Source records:
───

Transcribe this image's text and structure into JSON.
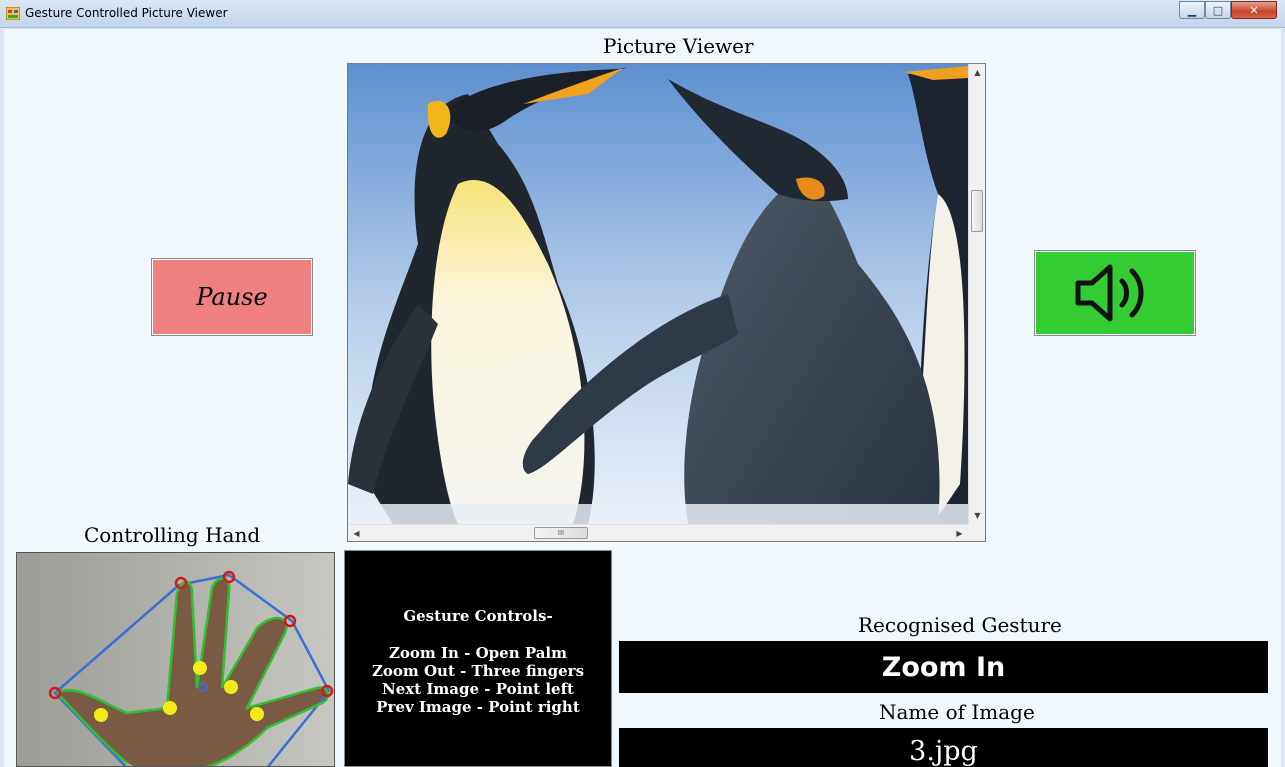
{
  "window": {
    "title": "Gesture Controlled Picture Viewer",
    "minimize_glyph": "▁",
    "maximize_glyph": "□",
    "close_glyph": "✕"
  },
  "viewer": {
    "label": "Picture Viewer",
    "scroll_up": "▲",
    "scroll_down": "▼",
    "scroll_left": "◀",
    "scroll_right": "▶",
    "thumb_grip": "III"
  },
  "pause_button": {
    "label": "Pause"
  },
  "sound_button": {
    "icon": "speaker-icon",
    "color": "#33cc33"
  },
  "hand": {
    "label": "Controlling Hand"
  },
  "controls": {
    "title": "Gesture Controls-",
    "lines": [
      "Zoom In - Open Palm",
      "Zoom Out - Three fingers",
      "Next Image - Point left",
      "Prev Image - Point right"
    ]
  },
  "recognised": {
    "label": "Recognised Gesture",
    "value": "Zoom In"
  },
  "image_name": {
    "label": "Name of Image",
    "value": "3.jpg"
  },
  "colors": {
    "pause": "#ef8080",
    "sound": "#33cc33",
    "panel": "#000000",
    "client_bg": "#f0f7fd"
  }
}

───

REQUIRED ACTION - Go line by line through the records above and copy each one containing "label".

ANSWER FOR THE TASK -
    "label": "Picture Viewer",
    "label": "Pause"
    "label": "Controlling Hand"
    "label": "Recognised Gesture",
    "label": "Name of Image",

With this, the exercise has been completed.